§ Problem statement
Retype all the data word for word.

Excerpts from an interface dataset:
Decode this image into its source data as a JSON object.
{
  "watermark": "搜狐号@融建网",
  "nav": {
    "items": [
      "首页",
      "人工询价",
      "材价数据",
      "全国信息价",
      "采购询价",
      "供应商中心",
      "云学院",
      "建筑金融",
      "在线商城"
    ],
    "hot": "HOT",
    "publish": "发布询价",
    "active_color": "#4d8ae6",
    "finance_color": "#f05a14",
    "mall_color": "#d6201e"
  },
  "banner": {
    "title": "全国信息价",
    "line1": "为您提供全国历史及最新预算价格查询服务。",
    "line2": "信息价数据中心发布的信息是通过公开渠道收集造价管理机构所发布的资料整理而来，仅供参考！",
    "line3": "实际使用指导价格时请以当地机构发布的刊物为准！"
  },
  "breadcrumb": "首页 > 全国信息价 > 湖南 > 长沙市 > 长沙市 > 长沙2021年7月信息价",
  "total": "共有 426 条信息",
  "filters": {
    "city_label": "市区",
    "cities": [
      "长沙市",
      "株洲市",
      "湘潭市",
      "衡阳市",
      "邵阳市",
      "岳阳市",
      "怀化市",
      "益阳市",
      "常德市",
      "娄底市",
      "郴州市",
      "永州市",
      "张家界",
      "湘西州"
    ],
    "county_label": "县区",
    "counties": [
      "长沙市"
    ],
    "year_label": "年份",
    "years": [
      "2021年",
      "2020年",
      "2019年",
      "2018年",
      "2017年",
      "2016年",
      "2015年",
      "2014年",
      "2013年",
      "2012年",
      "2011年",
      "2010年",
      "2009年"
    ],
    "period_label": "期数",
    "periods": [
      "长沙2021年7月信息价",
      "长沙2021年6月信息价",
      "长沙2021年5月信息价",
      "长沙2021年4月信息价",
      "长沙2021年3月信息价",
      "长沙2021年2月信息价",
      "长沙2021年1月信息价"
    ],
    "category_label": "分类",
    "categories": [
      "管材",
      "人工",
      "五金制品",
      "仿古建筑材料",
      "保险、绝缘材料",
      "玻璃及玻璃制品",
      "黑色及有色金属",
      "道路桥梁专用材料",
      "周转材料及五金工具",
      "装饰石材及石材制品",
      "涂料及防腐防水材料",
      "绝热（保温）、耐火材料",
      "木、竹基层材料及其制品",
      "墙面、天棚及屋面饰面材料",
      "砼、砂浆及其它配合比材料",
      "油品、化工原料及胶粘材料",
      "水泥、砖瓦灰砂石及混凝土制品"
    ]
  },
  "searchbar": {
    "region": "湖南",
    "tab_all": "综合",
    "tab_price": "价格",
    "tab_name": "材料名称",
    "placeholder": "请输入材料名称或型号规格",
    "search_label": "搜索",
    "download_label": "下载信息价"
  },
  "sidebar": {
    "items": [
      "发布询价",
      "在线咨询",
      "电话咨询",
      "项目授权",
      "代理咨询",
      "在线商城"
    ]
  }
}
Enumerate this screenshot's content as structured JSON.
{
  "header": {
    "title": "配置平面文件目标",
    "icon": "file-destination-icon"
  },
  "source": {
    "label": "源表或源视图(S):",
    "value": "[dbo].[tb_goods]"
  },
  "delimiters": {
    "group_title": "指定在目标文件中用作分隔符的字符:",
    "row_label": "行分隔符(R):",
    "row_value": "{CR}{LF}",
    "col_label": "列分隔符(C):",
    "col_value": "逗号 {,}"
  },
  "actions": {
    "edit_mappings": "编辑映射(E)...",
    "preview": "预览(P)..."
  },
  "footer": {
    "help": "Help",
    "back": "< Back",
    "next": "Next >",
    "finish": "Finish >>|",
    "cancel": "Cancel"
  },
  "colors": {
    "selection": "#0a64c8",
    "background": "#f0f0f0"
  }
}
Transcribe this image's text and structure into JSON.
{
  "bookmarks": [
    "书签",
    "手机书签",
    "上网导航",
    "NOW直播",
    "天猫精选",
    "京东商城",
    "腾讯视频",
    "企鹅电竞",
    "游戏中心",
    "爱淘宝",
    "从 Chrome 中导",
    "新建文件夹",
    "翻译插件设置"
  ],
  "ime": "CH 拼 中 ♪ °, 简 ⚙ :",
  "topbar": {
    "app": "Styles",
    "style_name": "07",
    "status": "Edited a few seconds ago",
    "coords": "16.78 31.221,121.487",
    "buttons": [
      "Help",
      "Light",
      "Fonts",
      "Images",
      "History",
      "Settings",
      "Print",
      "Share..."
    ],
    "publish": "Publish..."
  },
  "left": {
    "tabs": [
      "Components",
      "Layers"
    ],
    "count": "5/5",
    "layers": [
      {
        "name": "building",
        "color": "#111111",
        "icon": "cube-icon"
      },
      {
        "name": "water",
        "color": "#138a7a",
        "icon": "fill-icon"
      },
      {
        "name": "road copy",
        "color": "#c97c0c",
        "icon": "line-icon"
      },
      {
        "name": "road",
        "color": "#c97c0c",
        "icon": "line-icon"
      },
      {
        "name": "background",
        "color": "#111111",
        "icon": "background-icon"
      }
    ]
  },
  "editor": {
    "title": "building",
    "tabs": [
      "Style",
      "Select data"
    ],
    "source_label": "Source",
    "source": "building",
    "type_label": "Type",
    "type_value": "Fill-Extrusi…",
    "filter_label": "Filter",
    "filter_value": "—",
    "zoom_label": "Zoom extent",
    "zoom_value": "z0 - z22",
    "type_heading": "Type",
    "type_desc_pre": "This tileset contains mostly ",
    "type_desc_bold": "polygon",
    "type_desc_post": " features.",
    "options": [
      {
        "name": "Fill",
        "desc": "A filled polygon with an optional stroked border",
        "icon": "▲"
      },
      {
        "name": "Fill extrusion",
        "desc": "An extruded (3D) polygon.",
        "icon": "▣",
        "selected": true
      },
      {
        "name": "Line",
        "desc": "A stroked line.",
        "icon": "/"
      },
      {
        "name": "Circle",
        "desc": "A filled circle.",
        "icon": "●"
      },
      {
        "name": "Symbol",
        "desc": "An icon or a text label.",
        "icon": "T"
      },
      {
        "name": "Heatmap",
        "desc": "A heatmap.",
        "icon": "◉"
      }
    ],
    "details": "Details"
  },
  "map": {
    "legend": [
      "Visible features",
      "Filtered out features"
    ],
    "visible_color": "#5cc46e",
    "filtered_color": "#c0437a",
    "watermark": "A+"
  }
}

§ Expected answer
Decode this image into its source data as a JSON object.
{
  "watermark": "搜狐号@融建网",
  "nav": {
    "items": [
      "首页",
      "人工询价",
      "材价数据",
      "全国信息价",
      "采购询价",
      "供应商中心",
      "云学院",
      "建筑金融",
      "在线商城"
    ],
    "hot": "HOT",
    "publish": "发布询价",
    "active_color": "#4d8ae6",
    "finance_color": "#f05a14",
    "mall_color": "#d6201e"
  },
  "banner": {
    "title": "全国信息价",
    "line1": "为您提供全国历史及最新预算价格查询服务。",
    "line2": "信息价数据中心发布的信息是通过公开渠道收集造价管理机构所发布的资料整理而来，仅供参考！",
    "line3": "实际使用指导价格时请以当地机构发布的刊物为准！"
  },
  "breadcrumb": "首页 > 全国信息价 > 湖南 > 长沙市 > 长沙市 > 长沙2021年7月信息价",
  "total": "共有 426 条信息",
  "filters": {
    "city_label": "市区",
    "cities": [
      "长沙市",
      "株洲市",
      "湘潭市",
      "衡阳市",
      "邵阳市",
      "岳阳市",
      "怀化市",
      "益阳市",
      "常德市",
      "娄底市",
      "郴州市",
      "永州市",
      "张家界",
      "湘西州"
    ],
    "county_label": "县区",
    "counties": [
      "长沙市"
    ],
    "year_label": "年份",
    "years": [
      "2021年",
      "2020年",
      "2019年",
      "2018年",
      "2017年",
      "2016年",
      "2015年",
      "2014年",
      "2013年",
      "2012年",
      "2011年",
      "2010年",
      "2009年"
    ],
    "period_label": "期数",
    "periods": [
      "长沙2021年7月信息价",
      "长沙2021年6月信息价",
      "长沙2021年5月信息价",
      "长沙2021年4月信息价",
      "长沙2021年3月信息价",
      "长沙2021年2月信息价",
      "长沙2021年1月信息价"
    ],
    "category_label": "分类",
    "categories": [
      "管材",
      "人工",
      "五金制品",
      "仿古建筑材料",
      "保险、绝缘材料",
      "玻璃及玻璃制品",
      "黑色及有色金属",
      "道路桥梁专用材料",
      "周转材料及五金工具",
      "装饰石材及石材制品",
      "涂料及防腐防水材料",
      "绝热（保温）、耐火材料",
      "木、竹基层材料及其制品",
      "墙面、天棚及屋面饰面材料",
      "砼、砂浆及其它配合比材料",
      "油品、化工原料及胶粘材料",
      "水泥、砖瓦灰砂石及混凝土制品"
    ]
  },
  "searchbar": {
    "region": "湖南",
    "tab_all": "综合",
    "tab_price": "价格",
    "tab_name": "材料名称",
    "placeholder": "请输入材料名称或型号规格",
    "search_label": "搜索",
    "download_label": "下载信息价"
  },
  "sidebar": {
    "items": [
      "发布询价",
      "在线咨询",
      "电话咨询",
      "项目授权",
      "代理咨询",
      "在线商城"
    ]
  }
}
Enumerate this screenshot's content as structured JSON.
{
  "header": {
    "title": "配置平面文件目标",
    "icon": "file-destination-icon"
  },
  "source": {
    "label": "源表或源视图(S):",
    "value": "[dbo].[tb_goods]"
  },
  "delimiters": {
    "group_title": "指定在目标文件中用作分隔符的字符:",
    "row_label": "行分隔符(R):",
    "row_value": "{CR}{LF}",
    "col_label": "列分隔符(C):",
    "col_value": "逗号 {,}"
  },
  "actions": {
    "edit_mappings": "编辑映射(E)...",
    "preview": "预览(P)..."
  },
  "footer": {
    "help": "Help",
    "back": "< Back",
    "next": "Next >",
    "finish": "Finish >>|",
    "cancel": "Cancel"
  },
  "colors": {
    "selection": "#0a64c8",
    "background": "#f0f0f0"
  }
}
Transcribe this image's text and structure into JSON.
{
  "bookmarks": [
    "书签",
    "手机书签",
    "上网导航",
    "NOW直播",
    "天猫精选",
    "京东商城",
    "腾讯视频",
    "企鹅电竞",
    "游戏中心",
    "爱淘宝",
    "从 Chrome 中导",
    "新建文件夹",
    "翻译插件设置"
  ],
  "ime": "CH 拼 中 ♪ °, 简 ⚙ :",
  "topbar": {
    "app": "Styles",
    "style_name": "07",
    "status": "Edited a few seconds ago",
    "coords": "16.78 31.221,121.487",
    "buttons": [
      "Help",
      "Light",
      "Fonts",
      "Images",
      "History",
      "Settings",
      "Print",
      "Share..."
    ],
    "publish": "Publish..."
  },
  "left": {
    "tabs": [
      "Components",
      "Layers"
    ],
    "count": "5/5",
    "layers": [
      {
        "name": "building",
        "color": "#111111",
        "icon": "cube-icon"
      },
      {
        "name": "water",
        "color": "#138a7a",
        "icon": "fill-icon"
      },
      {
        "name": "road copy",
        "color": "#c97c0c",
        "icon": "line-icon"
      },
      {
        "name": "road",
        "color": "#c97c0c",
        "icon": "line-icon"
      },
      {
        "name": "background",
        "color": "#111111",
        "icon": "background-icon"
      }
    ]
  },
  "editor": {
    "title": "building",
    "tabs": [
      "Style",
      "Select data"
    ],
    "source_label": "Source",
    "source": "building",
    "type_label": "Type",
    "type_value": "Fill-Extrusi…",
    "filter_label": "Filter",
    "filter_value": "—",
    "zoom_label": "Zoom extent",
    "zoom_value": "z0 - z22",
    "type_heading": "Type",
    "type_desc_pre": "This tileset contains mostly ",
    "type_desc_bold": "polygon",
    "type_desc_post": " features.",
    "options": [
      {
        "name": "Fill",
        "desc": "A filled polygon with an optional stroked border",
        "icon": "▲"
      },
      {
        "name": "Fill extrusion",
        "desc": "An extruded (3D) polygon.",
        "icon": "▣",
        "selected": true
      },
      {
        "name": "Line",
        "desc": "A stroked line.",
        "icon": "/"
      },
      {
        "name": "Circle",
        "desc": "A filled circle.",
        "icon": "●"
      },
      {
        "name": "Symbol",
        "desc": "An icon or a text label.",
        "icon": "T"
      },
      {
        "name": "Heatmap",
        "desc": "A heatmap.",
        "icon": "◉"
      }
    ],
    "details": "Details"
  },
  "map": {
    "legend": [
      "Visible features",
      "Filtered out features"
    ],
    "visible_color": "#5cc46e",
    "filtered_color": "#c0437a",
    "watermark": "A+"
  }
}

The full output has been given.